Going into the Empire Cinema to see Girls Trip, I did admittedly have quite low expectations.
I didn’t think that this would be a movie for me, that the humour would be targeted towards females to such a degree that there’s no way that it could appeal to me.
And happily, I was very wrong.
It is a movie with a simple premise, four old friends going on a trip, and it sustains itself through fantastic chemistry and laughs, making it so enjoyable that you feel like you are in the club dancing along with the girls.
Girls Trip stars Regina Hall as Ryan, as a Kim Kardashian type with talent, Queen Latifah as the embattled gossip columnist Sasha, Jada Pinkett Smith as the motherly Lisa and Tiffany Haddish as the outrageous Dina.
Haddish, who is the least famous out of the group, is the star of the movie, and her antics and style of humour play off well against the rest of the group.
They get up to all the things that you’d except from a movie involving nightclubs and drinking, but the movie does surprisingly have a heartfelt message at the core of it, which feels earned as you get to know the characters.
But in saying that, the only problem with the movie is, well, that it’s a movie.
It can’t just be drinking and dancing along to recognisable songs, or then it would be a music video.
Because it has to fill up two hours of content, it at times strikes an uneven tone as they try to balance the humour with feelings. Is this really the movie to comment on today’s obsession with celebrity culture?
This is also not a movie for kids, as it is very R-rated humour.
It’s also probably not suitable if you dislike loud, shouty humour, although many of the funny moments come in the quieter sections.
At one point Ryan notes how she “hasn’t had this much fun in a long time.”
The other new release at Empire Cinema, American Assassin, is wildly different to the energetic Girls Trip.
It follows the story of Mitch Rapp (Dylan O’Brien) who begins the film in traumatic fashion by becoming a hipster.
He grows a sweet beard, wears three-quarter pants, gets super ripped and takes up a martial art, becoming That Guy.
Eventually, his hipster skills are noticed by the CIA, who need him to fight another, superior, evil hipster.
Much like Girls Trip, this film is enjoyable if you try not to think too much about it.
While Mitch is rather bland as the lead, the movie thrives whenever it gives screen-time to Michael Keaton’s Stan Hurley.

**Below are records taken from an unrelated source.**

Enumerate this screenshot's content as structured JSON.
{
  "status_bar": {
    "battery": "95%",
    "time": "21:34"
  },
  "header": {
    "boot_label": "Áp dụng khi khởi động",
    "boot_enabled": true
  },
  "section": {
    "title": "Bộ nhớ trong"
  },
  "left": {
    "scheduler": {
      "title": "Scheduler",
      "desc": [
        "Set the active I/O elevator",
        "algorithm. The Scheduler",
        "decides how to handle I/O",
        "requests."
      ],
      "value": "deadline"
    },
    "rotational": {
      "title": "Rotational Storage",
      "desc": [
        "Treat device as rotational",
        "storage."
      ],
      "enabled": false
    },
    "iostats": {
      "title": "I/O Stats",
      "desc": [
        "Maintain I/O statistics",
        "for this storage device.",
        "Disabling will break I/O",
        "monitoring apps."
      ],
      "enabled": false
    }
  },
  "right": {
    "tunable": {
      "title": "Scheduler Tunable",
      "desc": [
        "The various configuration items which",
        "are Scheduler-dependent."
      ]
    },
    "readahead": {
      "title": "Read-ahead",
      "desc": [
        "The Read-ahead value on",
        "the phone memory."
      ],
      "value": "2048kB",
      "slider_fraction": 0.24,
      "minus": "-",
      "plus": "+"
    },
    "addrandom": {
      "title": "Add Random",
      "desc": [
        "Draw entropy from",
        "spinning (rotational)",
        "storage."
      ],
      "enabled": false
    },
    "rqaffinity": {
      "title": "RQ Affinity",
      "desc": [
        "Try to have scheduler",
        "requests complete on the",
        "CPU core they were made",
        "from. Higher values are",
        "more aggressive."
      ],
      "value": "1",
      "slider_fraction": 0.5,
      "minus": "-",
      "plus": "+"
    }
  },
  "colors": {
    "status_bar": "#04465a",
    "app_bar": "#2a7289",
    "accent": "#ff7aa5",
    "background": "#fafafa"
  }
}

Keaton, who was Batman in the last 80s and early 90s, plays like a retired Bruce Wayne, the ultimate ninja who will pass on his knowledge, but only if one can pass the rigorous tests that he has in place for them.

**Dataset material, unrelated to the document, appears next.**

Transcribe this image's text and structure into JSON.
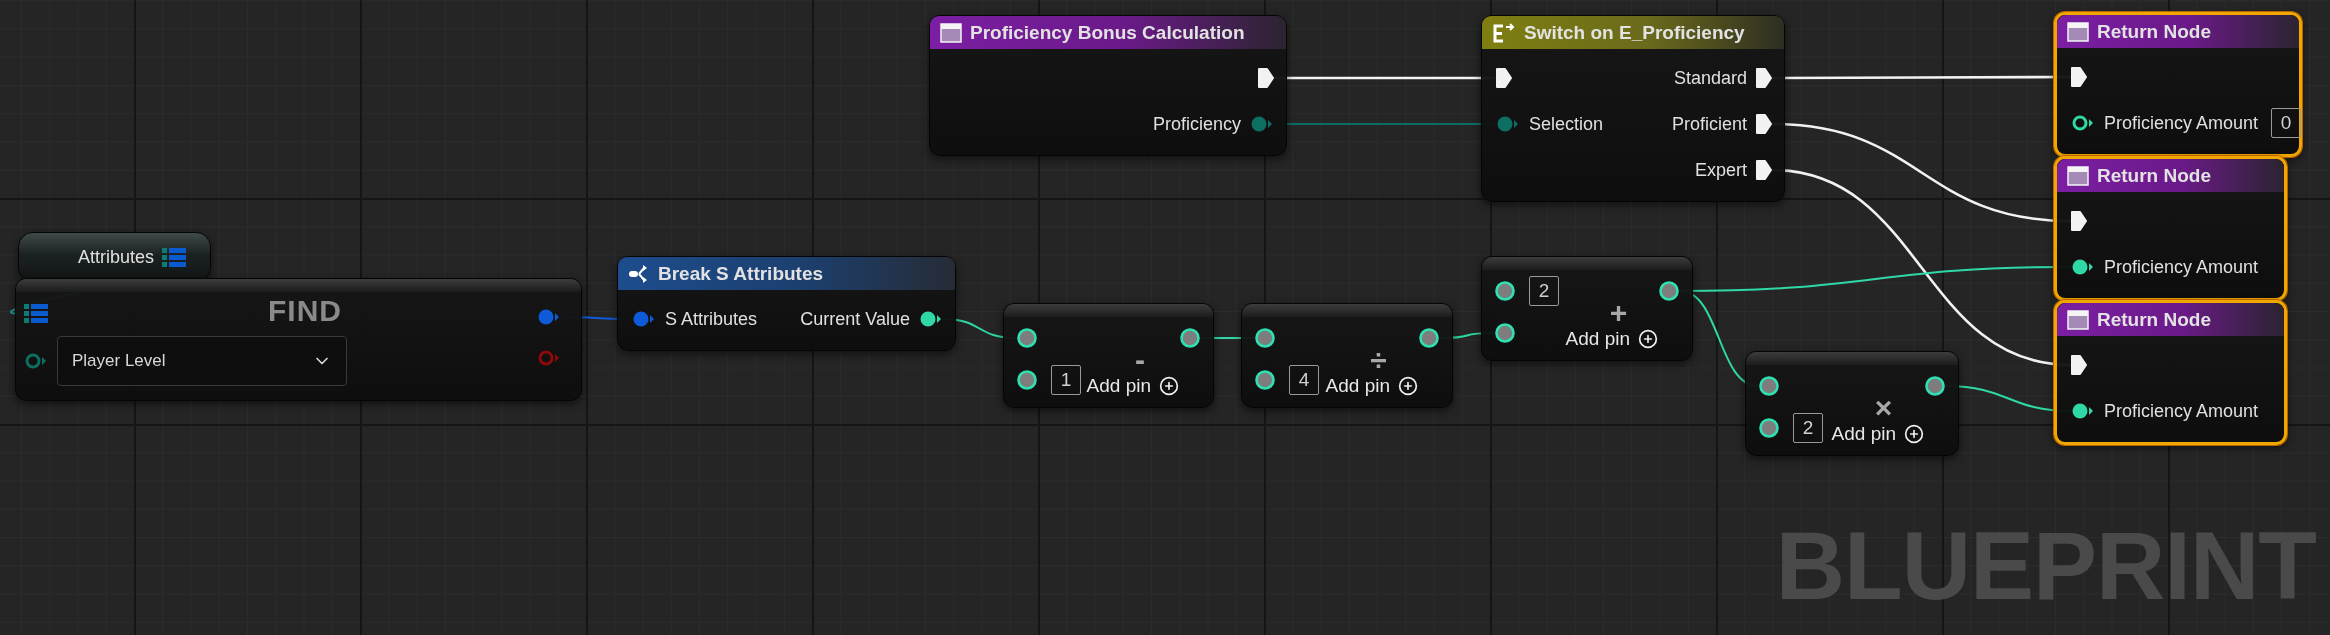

Although the film is rather straightforward, it is an enjoyable action flick, as the character’s travel from one location to the next to try and prevent the Big Evil Thing from happening. Besides the main two leads, the characters are fairly bland, but the action scenes are enjoyable and coherent enough so that you may give it a pass on that.
One unusual thing that I did notice is that they made sure the characters wear their injuries through the film.

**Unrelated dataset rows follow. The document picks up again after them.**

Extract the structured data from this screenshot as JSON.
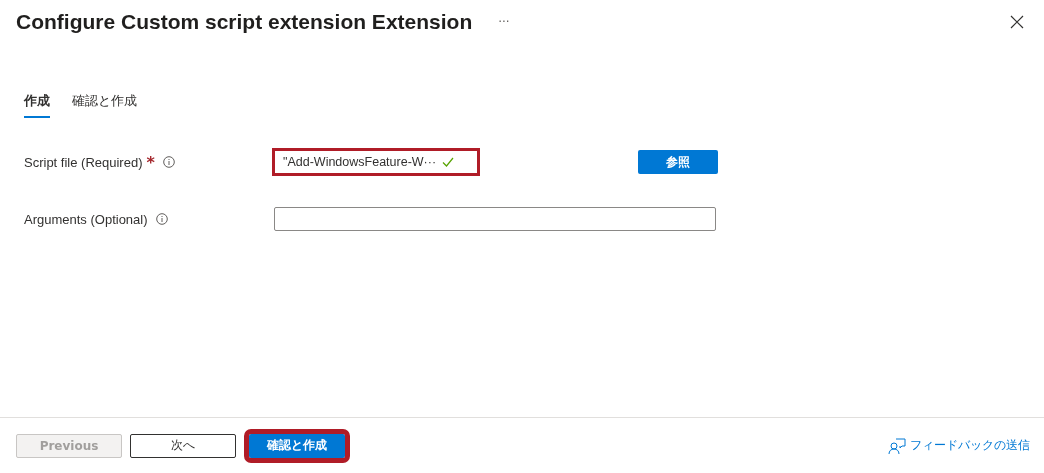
{
  "window": {
    "title": "Configure Custom script extension Extension",
    "more": "···"
  },
  "tabs": [
    {
      "label": "作成",
      "selected": true
    },
    {
      "label": "確認と作成",
      "selected": false
    }
  ],
  "fields": [
    {
      "kind": "file",
      "label": "Script file (Required)",
      "required_mark": "*",
      "value": "\"Add-WindowsFeature-W···",
      "valid": true,
      "highlighted": true,
      "button": "参照"
    },
    {
      "kind": "text",
      "label": "Arguments (Optional)",
      "highlighted": false
    }
  ],
  "footer": {
    "buttons": [
      {
        "label": "Previous",
        "kind": "secondary",
        "disabled": true,
        "highlighted": false
      },
      {
        "label": "次へ",
        "kind": "secondary",
        "disabled": false,
        "highlighted": false
      },
      {
        "label": "確認と作成",
        "kind": "primary",
        "disabled": false,
        "highlighted": true
      }
    ],
    "feedback": "フィードバックの送信"
  }
}
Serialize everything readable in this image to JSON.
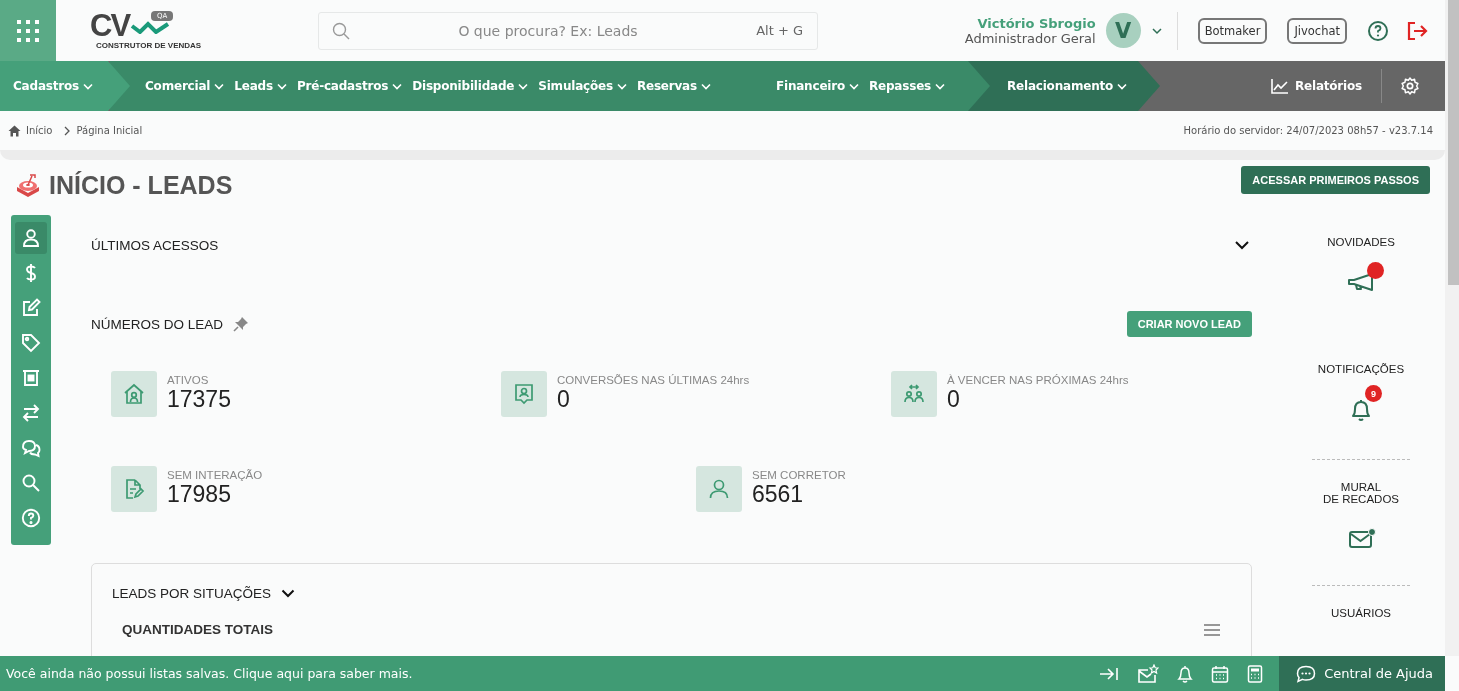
{
  "header": {
    "logo": {
      "letters": "CV",
      "badge": "QA",
      "tagline": "CONSTRUTOR DE VENDAS"
    },
    "search": {
      "placeholder": "O que procura? Ex: Leads",
      "shortcut": "Alt + G"
    },
    "user": {
      "name": "Victório Sbrogio",
      "role": "Administrador Geral",
      "initial": "V"
    },
    "buttons": [
      "Botmaker",
      "Jivochat"
    ]
  },
  "nav": {
    "segments": [
      {
        "kind": "light",
        "groups": [
          [
            "Cadastros"
          ]
        ]
      },
      {
        "kind": "mid",
        "groups": [
          [
            "Comercial",
            "Leads",
            "Pré-cadastros",
            "Disponibilidade",
            "Simulações",
            "Reservas"
          ],
          [
            "Financeiro",
            "Repasses"
          ]
        ]
      },
      {
        "kind": "dark",
        "groups": [
          [
            "Relacionamento"
          ]
        ]
      }
    ],
    "reports": "Relatórios"
  },
  "breadcrumb": {
    "items": [
      "Início",
      "Página Inicial"
    ],
    "server_time": "Horário do servidor: 24/07/2023 08h57 - v23.7.14"
  },
  "page": {
    "title": "INÍCIO - LEADS",
    "action": "ACESSAR PRIMEIROS PASSOS"
  },
  "side_tools": [
    {
      "kind": "person",
      "selected": true
    },
    {
      "kind": "dollar",
      "selected": false
    },
    {
      "kind": "edit",
      "selected": false
    },
    {
      "kind": "tag",
      "selected": false
    },
    {
      "kind": "register",
      "selected": false
    },
    {
      "kind": "transfer",
      "selected": false
    },
    {
      "kind": "chat",
      "selected": false
    },
    {
      "kind": "search",
      "selected": false
    },
    {
      "kind": "help",
      "selected": false
    }
  ],
  "recent": {
    "title": "ÚLTIMOS ACESSOS",
    "expanded": false
  },
  "lead_numbers": {
    "title": "NÚMEROS DO LEAD",
    "action": "CRIAR NOVO LEAD",
    "rows": [
      [
        {
          "kind": "house",
          "label": "ATIVOS",
          "value": "17375"
        },
        {
          "kind": "badge",
          "label": "CONVERSÕES NAS ÚLTIMAS 24hrs",
          "value": "0"
        },
        {
          "kind": "swap",
          "label": "À VENCER NAS PRÓXIMAS 24hrs",
          "value": "0"
        }
      ],
      [
        {
          "kind": "document",
          "label": "SEM INTERAÇÃO",
          "value": "17985"
        },
        {
          "kind": "person",
          "label": "SEM CORRETOR",
          "value": "6561"
        }
      ]
    ]
  },
  "situations": {
    "title": "LEADS POR SITUAÇÕES",
    "subtitle": "QUANTIDADES TOTAIS"
  },
  "right_panel": [
    {
      "kind": "news",
      "title": "NOVIDADES",
      "dot": true
    },
    {
      "kind": "notifications",
      "title": "NOTIFICAÇÕES",
      "count": "9"
    },
    {
      "kind": "mural",
      "title": "MURAL\nDE RECADOS",
      "dot": true
    },
    {
      "kind": "users",
      "title": "USUÁRIOS"
    }
  ],
  "footer": {
    "message": "Você ainda não possui listas salvas. Clique aqui para saber mais.",
    "help": "Central de Ajuda"
  }
}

In a number of action flicks, characters are impervious to pain, and no matter how much damage they sustain it is very rarely noticeable.
Here it is, and although it is not a big thing, it does show that these aren’t superheroes.
This movie will likely not appeal if you enjoy action movies with a charismatic lead, or where character development and plot are as crucial as the action.
But you are looking forward to a straightforward action movie to end the week, you may enjoy this film.